Your task = Without a single alteration, write the listing out again.

===== The data =====

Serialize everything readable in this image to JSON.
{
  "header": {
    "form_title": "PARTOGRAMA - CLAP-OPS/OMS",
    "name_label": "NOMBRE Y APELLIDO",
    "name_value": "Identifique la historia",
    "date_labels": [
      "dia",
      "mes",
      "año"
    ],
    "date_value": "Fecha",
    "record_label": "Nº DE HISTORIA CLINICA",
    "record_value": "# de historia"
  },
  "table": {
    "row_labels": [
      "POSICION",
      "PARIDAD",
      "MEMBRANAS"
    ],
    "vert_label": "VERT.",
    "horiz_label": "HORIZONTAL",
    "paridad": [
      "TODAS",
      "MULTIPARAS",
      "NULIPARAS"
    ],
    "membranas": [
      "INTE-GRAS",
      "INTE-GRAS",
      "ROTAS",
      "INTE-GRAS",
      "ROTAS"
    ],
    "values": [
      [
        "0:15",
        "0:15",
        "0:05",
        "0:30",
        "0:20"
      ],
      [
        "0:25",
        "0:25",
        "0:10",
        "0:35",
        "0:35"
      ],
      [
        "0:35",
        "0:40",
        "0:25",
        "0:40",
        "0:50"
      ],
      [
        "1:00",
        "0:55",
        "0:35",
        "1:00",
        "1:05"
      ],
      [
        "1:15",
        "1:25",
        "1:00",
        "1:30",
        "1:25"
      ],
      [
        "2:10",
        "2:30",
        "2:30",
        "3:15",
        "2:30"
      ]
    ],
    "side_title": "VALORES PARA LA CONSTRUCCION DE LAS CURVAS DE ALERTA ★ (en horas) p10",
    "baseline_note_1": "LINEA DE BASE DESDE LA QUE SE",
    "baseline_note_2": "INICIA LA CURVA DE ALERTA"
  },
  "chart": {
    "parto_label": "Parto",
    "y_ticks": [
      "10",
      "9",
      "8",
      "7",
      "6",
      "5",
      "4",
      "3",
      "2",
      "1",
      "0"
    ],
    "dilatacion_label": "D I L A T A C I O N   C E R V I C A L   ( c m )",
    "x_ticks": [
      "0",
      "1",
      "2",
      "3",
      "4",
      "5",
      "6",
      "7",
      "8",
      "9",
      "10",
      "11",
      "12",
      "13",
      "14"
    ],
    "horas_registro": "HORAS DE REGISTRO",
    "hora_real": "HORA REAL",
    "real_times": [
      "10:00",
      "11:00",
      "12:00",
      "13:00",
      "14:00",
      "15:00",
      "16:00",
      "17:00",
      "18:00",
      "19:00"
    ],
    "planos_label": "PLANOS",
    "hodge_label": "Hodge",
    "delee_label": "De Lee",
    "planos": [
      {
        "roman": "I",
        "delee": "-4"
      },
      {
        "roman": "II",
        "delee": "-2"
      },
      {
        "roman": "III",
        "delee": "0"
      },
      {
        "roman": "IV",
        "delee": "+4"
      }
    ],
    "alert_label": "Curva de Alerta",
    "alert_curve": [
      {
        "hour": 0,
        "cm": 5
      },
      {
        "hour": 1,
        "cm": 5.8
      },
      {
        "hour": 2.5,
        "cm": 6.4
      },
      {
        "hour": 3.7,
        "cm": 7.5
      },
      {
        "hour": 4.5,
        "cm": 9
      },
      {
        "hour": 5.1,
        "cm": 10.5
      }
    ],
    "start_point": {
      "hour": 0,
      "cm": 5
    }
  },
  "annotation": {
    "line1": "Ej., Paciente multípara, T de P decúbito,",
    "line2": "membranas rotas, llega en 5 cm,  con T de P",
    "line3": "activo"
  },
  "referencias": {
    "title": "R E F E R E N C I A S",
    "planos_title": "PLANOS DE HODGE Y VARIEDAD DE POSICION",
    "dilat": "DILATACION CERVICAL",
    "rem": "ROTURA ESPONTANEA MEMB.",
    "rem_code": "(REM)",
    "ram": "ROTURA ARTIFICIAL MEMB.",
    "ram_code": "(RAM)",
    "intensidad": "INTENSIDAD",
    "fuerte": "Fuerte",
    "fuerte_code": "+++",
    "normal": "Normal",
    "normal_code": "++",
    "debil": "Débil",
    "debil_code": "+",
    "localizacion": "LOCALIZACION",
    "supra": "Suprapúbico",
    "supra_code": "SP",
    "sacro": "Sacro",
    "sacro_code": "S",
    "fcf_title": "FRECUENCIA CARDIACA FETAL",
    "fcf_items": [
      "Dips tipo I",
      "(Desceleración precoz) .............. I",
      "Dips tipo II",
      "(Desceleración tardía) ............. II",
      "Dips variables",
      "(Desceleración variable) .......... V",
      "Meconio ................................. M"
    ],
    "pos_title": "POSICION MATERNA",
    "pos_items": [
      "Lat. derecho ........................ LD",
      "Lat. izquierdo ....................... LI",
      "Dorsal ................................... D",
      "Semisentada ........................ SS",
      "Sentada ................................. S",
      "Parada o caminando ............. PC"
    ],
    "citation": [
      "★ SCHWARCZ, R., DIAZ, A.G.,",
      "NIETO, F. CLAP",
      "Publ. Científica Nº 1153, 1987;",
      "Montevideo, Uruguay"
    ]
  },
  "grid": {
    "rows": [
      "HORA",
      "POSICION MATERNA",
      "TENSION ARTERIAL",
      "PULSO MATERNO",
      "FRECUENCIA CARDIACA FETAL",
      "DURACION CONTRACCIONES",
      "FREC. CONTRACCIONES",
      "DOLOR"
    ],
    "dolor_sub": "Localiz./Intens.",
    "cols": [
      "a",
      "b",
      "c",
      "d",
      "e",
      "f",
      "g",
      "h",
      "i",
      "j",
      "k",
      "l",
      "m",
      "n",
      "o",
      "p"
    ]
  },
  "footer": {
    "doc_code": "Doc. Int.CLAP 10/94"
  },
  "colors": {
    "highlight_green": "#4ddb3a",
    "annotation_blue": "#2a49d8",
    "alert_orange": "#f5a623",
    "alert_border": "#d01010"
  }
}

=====

Output below =
Serialize everything readable in this image to JSON.
{
  "header": {
    "form_title": "PARTOGRAMA - CLAP-OPS/OMS",
    "name_label": "NOMBRE Y APELLIDO",
    "name_value": "Identifique la historia",
    "date_labels": [
      "dia",
      "mes",
      "año"
    ],
    "date_value": "Fecha",
    "record_label": "Nº DE HISTORIA CLINICA",
    "record_value": "# de historia"
  },
  "table": {
    "row_labels": [
      "POSICION",
      "PARIDAD",
      "MEMBRANAS"
    ],
    "vert_label": "VERT.",
    "horiz_label": "HORIZONTAL",
    "paridad": [
      "TODAS",
      "MULTIPARAS",
      "NULIPARAS"
    ],
    "membranas": [
      "INTE-GRAS",
      "INTE-GRAS",
      "ROTAS",
      "INTE-GRAS",
      "ROTAS"
    ],
    "values": [
      [
        "0:15",
        "0:15",
        "0:05",
        "0:30",
        "0:20"
      ],
      [
        "0:25",
        "0:25",
        "0:10",
        "0:35",
        "0:35"
      ],
      [
        "0:35",
        "0:40",
        "0:25",
        "0:40",
        "0:50"
      ],
      [
        "1:00",
        "0:55",
        "0:35",
        "1:00",
        "1:05"
      ],
      [
        "1:15",
        "1:25",
        "1:00",
        "1:30",
        "1:25"
      ],
      [
        "2:10",
        "2:30",
        "2:30",
        "3:15",
        "2:30"
      ]
    ],
    "side_title": "VALORES PARA LA CONSTRUCCION DE LAS CURVAS DE ALERTA ★ (en horas) p10",
    "baseline_note_1": "LINEA DE BASE DESDE LA QUE SE",
    "baseline_note_2": "INICIA LA CURVA DE ALERTA"
  },
  "chart": {
    "parto_label": "Parto",
    "y_ticks": [
      "10",
      "9",
      "8",
      "7",
      "6",
      "5",
      "4",
      "3",
      "2",
      "1",
      "0"
    ],
    "dilatacion_label": "D I L A T A C I O N   C E R V I C A L   ( c m )",
    "x_ticks": [
      "0",
      "1",
      "2",
      "3",
      "4",
      "5",
      "6",
      "7",
      "8",
      "9",
      "10",
      "11",
      "12",
      "13",
      "14"
    ],
    "horas_registro": "HORAS DE REGISTRO",
    "hora_real": "HORA REAL",
    "real_times": [
      "10:00",
      "11:00",
      "12:00",
      "13:00",
      "14:00",
      "15:00",
      "16:00",
      "17:00",
      "18:00",
      "19:00"
    ],
    "planos_label": "PLANOS",
    "hodge_label": "Hodge",
    "delee_label": "De Lee",
    "planos": [
      {
        "roman": "I",
        "delee": "-4"
      },
      {
        "roman": "II",
        "delee": "-2"
      },
      {
        "roman": "III",
        "delee": "0"
      },
      {
        "roman": "IV",
        "delee": "+4"
      }
    ],
    "alert_label": "Curva de Alerta",
    "alert_curve": [
      {
        "hour": 0,
        "cm": 5
      },
      {
        "hour": 1,
        "cm": 5.8
      },
      {
        "hour": 2.5,
        "cm": 6.4
      },
      {
        "hour": 3.7,
        "cm": 7.5
      },
      {
        "hour": 4.5,
        "cm": 9
      },
      {
        "hour": 5.1,
        "cm": 10.5
      }
    ],
    "start_point": {
      "hour": 0,
      "cm": 5
    }
  },
  "annotation": {
    "line1": "Ej., Paciente multípara, T de P decúbito,",
    "line2": "membranas rotas, llega en 5 cm,  con T de P",
    "line3": "activo"
  },
  "referencias": {
    "title": "R E F E R E N C I A S",
    "planos_title": "PLANOS DE HODGE Y VARIEDAD DE POSICION",
    "dilat": "DILATACION CERVICAL",
    "rem": "ROTURA ESPONTANEA MEMB.",
    "rem_code": "(REM)",
    "ram": "ROTURA ARTIFICIAL MEMB.",
    "ram_code": "(RAM)",
    "intensidad": "INTENSIDAD",
    "fuerte": "Fuerte",
    "fuerte_code": "+++",
    "normal": "Normal",
    "normal_code": "++",
    "debil": "Débil",
    "debil_code": "+",
    "localizacion": "LOCALIZACION",
    "supra": "Suprapúbico",
    "supra_code": "SP",
    "sacro": "Sacro",
    "sacro_code": "S",
    "fcf_title": "FRECUENCIA CARDIACA FETAL",
    "fcf_items": [
      "Dips tipo I",
      "(Desceleración precoz) .............. I",
      "Dips tipo II",
      "(Desceleración tardía) ............. II",
      "Dips variables",
      "(Desceleración variable) .......... V",
      "Meconio ................................. M"
    ],
    "pos_title": "POSICION MATERNA",
    "pos_items": [
      "Lat. derecho ........................ LD",
      "Lat. izquierdo ....................... LI",
      "Dorsal ................................... D",
      "Semisentada ........................ SS",
      "Sentada ................................. S",
      "Parada o caminando ............. PC"
    ],
    "citation": [
      "★ SCHWARCZ, R., DIAZ, A.G.,",
      "NIETO, F. CLAP",
      "Publ. Científica Nº 1153, 1987;",
      "Montevideo, Uruguay"
    ]
  },
  "grid": {
    "rows": [
      "HORA",
      "POSICION MATERNA",
      "TENSION ARTERIAL",
      "PULSO MATERNO",
      "FRECUENCIA CARDIACA FETAL",
      "DURACION CONTRACCIONES",
      "FREC. CONTRACCIONES",
      "DOLOR"
    ],
    "dolor_sub": "Localiz./Intens.",
    "cols": [
      "a",
      "b",
      "c",
      "d",
      "e",
      "f",
      "g",
      "h",
      "i",
      "j",
      "k",
      "l",
      "m",
      "n",
      "o",
      "p"
    ]
  },
  "footer": {
    "doc_code": "Doc. Int.CLAP 10/94"
  },
  "colors": {
    "highlight_green": "#4ddb3a",
    "annotation_blue": "#2a49d8",
    "alert_orange": "#f5a623",
    "alert_border": "#d01010"
  }
}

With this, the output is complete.